[Dataset entries]
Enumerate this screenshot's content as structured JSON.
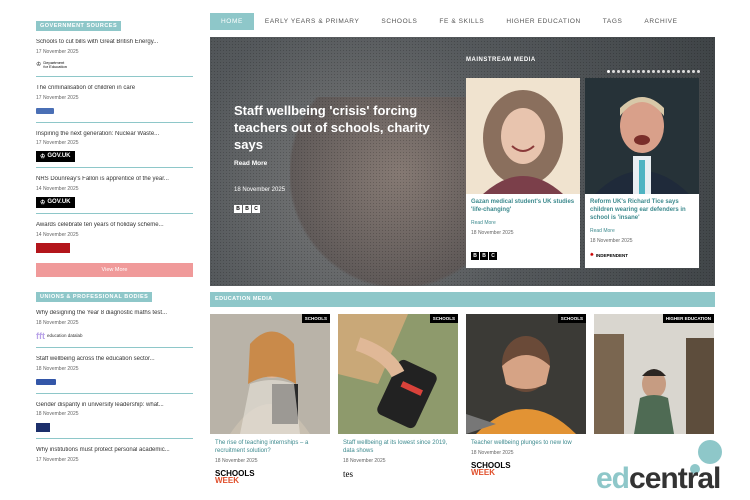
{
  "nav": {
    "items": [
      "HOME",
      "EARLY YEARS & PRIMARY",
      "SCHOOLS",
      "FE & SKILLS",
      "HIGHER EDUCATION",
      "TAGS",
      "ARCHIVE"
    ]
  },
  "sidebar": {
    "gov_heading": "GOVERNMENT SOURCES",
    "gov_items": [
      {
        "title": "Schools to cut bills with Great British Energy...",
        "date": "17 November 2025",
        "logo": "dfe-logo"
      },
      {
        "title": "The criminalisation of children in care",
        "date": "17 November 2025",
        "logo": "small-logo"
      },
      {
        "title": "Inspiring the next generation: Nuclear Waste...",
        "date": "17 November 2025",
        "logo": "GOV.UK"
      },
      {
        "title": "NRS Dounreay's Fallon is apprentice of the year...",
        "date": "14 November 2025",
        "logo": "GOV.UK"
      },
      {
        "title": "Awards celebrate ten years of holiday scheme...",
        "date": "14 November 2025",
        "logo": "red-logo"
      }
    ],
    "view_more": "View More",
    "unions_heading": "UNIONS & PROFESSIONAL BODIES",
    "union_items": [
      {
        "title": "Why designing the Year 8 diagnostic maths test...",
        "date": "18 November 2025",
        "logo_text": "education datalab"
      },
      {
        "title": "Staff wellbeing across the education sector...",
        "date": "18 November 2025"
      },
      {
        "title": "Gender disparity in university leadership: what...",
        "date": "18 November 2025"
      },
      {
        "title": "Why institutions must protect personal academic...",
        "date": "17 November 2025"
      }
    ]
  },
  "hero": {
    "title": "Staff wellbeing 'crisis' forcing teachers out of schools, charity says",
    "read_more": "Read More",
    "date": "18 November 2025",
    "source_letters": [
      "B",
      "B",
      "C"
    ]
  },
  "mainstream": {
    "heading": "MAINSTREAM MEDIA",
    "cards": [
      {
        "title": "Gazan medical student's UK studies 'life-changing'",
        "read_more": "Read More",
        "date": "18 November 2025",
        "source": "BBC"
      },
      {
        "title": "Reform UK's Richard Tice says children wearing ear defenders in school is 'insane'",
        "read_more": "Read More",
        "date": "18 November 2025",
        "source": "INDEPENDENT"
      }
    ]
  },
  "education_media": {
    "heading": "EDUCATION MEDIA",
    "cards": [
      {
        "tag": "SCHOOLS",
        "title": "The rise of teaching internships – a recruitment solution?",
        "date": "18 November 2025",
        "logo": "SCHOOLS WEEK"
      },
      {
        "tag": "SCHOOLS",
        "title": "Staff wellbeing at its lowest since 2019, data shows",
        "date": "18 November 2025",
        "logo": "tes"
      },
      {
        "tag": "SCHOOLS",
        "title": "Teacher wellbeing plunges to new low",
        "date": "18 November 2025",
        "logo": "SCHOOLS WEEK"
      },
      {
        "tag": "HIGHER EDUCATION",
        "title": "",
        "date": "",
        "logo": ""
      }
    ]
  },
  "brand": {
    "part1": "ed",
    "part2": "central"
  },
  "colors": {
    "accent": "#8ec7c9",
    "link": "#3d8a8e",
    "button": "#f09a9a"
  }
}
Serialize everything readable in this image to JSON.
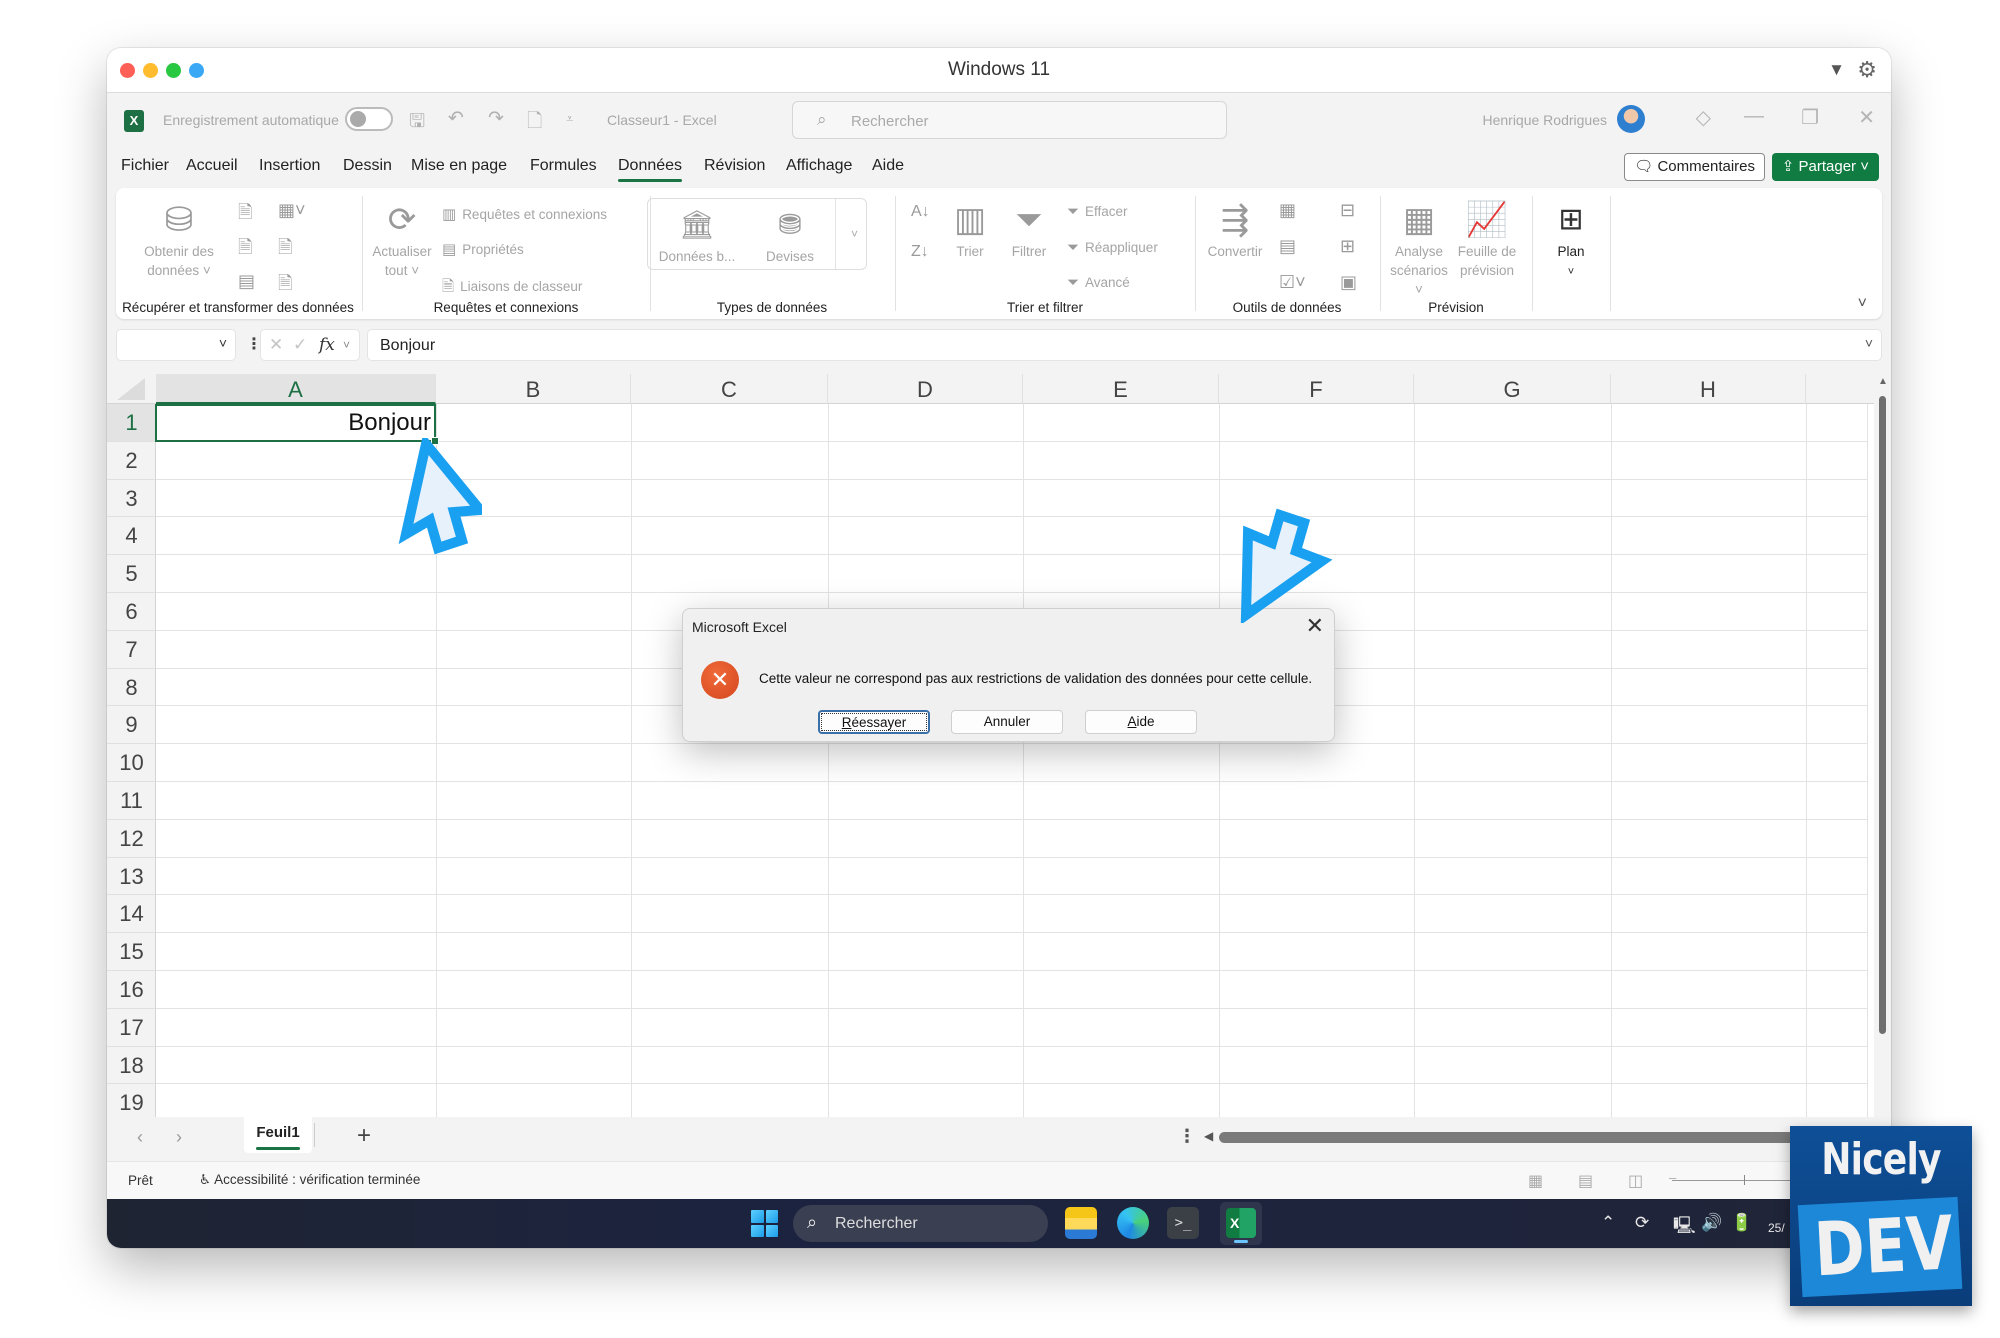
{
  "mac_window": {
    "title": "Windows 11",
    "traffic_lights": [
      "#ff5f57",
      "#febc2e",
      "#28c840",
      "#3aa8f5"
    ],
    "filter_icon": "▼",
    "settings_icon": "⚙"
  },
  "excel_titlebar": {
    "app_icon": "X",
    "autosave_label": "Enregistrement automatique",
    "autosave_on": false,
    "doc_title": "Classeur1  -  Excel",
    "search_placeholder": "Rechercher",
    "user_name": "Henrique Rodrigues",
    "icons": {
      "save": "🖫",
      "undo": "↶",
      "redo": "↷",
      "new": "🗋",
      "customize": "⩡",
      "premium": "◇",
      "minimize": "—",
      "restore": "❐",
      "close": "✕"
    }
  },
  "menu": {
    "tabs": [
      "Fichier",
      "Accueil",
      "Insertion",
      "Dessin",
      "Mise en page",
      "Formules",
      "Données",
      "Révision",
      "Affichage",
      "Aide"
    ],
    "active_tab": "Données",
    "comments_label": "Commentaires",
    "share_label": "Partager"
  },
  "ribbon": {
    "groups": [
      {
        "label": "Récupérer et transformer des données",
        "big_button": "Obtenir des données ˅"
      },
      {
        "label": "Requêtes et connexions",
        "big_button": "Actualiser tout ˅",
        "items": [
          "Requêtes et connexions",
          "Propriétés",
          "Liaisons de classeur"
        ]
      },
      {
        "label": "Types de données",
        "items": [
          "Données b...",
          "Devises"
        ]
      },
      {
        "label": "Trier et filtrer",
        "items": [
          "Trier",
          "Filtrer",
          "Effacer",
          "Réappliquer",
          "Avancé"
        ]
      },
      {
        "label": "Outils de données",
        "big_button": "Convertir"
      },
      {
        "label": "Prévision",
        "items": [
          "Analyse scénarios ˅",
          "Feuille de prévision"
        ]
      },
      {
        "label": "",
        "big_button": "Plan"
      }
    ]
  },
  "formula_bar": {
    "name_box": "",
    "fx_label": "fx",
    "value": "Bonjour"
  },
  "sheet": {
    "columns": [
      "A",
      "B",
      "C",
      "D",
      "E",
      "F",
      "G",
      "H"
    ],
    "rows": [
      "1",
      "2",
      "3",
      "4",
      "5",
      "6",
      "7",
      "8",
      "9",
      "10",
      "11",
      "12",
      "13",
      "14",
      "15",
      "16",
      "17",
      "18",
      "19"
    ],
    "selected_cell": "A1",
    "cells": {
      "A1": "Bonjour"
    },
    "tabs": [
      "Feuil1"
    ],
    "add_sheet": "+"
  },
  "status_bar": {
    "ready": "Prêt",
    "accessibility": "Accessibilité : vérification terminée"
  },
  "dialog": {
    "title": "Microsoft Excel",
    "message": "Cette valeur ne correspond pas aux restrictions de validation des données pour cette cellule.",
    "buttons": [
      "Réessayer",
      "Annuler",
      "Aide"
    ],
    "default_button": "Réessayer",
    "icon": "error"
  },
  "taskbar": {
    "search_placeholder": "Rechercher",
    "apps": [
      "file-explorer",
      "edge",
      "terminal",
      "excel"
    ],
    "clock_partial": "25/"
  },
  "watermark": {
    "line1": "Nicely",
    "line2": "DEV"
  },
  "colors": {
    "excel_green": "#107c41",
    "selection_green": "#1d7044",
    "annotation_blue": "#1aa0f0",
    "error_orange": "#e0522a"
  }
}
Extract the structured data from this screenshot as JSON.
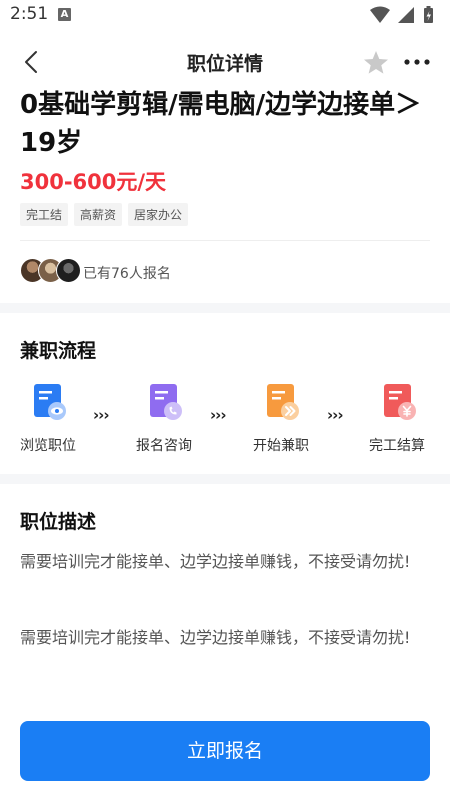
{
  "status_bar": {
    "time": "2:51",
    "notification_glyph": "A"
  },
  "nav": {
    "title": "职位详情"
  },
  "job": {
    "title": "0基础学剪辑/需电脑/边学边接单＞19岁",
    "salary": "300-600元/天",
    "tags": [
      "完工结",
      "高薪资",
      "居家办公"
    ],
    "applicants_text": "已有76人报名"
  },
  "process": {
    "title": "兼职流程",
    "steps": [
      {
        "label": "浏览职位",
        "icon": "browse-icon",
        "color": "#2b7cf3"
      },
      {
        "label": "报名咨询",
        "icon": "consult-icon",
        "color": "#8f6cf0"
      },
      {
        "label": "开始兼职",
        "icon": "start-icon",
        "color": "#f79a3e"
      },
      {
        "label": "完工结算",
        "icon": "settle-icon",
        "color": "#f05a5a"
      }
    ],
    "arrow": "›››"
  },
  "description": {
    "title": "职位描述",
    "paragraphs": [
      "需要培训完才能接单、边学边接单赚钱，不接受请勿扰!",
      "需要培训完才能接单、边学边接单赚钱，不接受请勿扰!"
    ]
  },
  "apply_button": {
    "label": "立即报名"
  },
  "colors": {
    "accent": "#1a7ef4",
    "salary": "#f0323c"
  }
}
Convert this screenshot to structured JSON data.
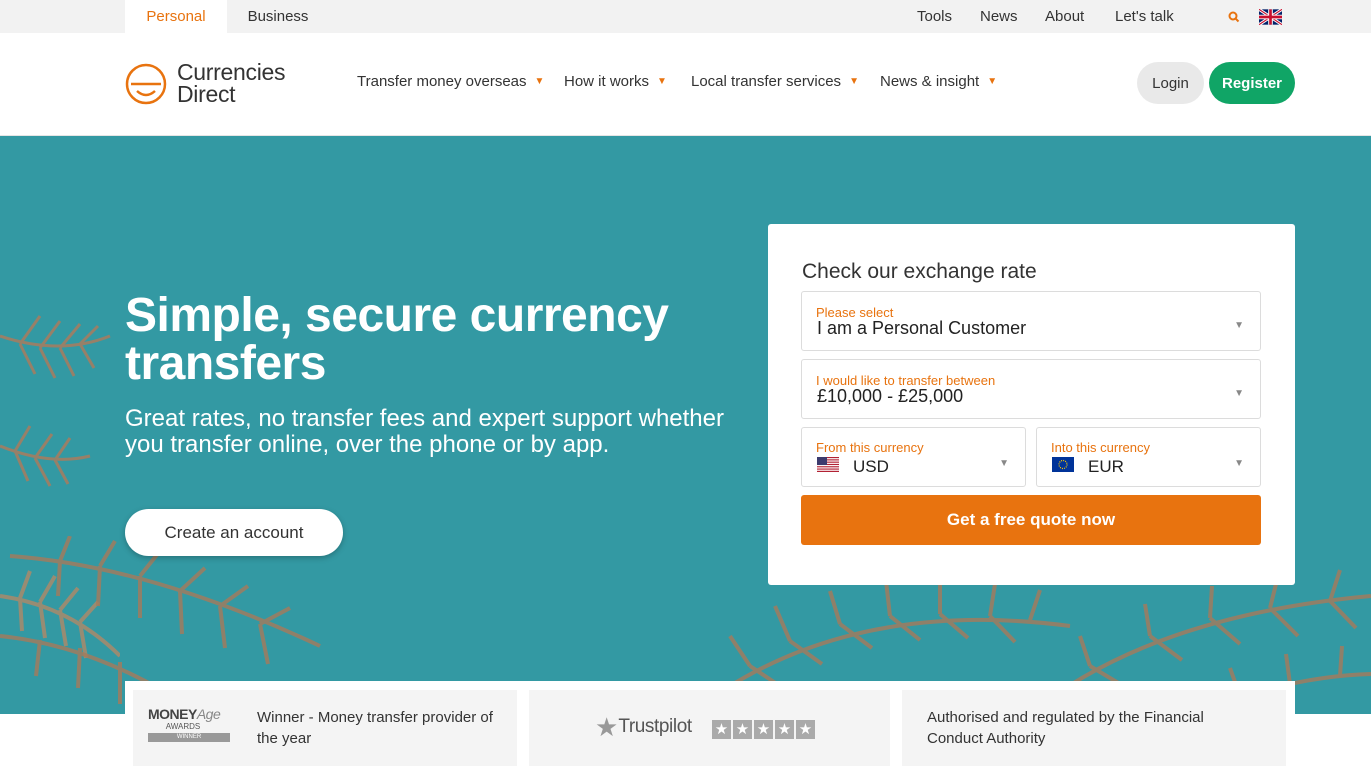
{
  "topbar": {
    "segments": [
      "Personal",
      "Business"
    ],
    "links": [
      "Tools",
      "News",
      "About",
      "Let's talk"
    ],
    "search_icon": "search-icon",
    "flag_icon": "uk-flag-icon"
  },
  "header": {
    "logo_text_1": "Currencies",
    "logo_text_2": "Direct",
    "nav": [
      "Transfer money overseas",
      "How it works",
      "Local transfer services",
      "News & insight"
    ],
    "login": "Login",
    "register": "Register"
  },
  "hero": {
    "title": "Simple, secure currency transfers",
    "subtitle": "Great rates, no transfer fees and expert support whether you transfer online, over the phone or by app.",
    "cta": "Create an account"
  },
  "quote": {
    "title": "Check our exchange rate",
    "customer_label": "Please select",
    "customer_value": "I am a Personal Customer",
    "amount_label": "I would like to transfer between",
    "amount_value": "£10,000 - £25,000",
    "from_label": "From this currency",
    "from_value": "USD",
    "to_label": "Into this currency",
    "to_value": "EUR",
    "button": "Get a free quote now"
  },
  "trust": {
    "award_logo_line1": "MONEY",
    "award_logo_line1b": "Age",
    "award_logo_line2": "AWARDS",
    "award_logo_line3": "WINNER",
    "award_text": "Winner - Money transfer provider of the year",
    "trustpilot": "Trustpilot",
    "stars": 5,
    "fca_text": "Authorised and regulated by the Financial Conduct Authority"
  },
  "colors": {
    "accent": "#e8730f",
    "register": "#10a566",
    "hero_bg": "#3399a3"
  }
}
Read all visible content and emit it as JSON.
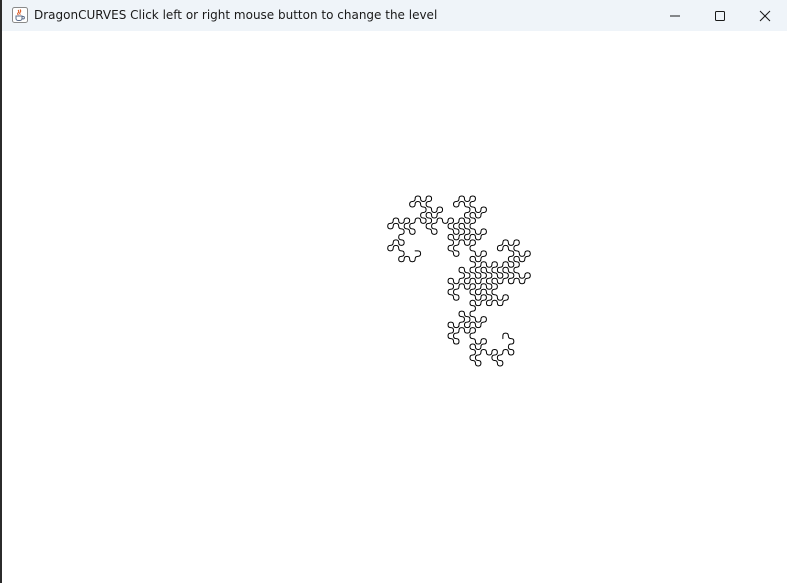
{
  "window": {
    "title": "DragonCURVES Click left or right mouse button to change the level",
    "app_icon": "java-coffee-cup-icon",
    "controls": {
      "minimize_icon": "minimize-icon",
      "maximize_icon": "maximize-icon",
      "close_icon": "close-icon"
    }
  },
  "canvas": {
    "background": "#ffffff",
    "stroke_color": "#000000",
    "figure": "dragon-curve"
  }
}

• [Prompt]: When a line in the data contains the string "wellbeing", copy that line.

• [Solution for this exercise]:
        "title": "Staff wellbeing across the education sector...",
    "title": "Staff wellbeing 'crisis' forcing teachers out of schools, charity says",
        "title": "Staff wellbeing at its lowest since 2019, data shows",
        "title": "Teacher wellbeing plunges to new low",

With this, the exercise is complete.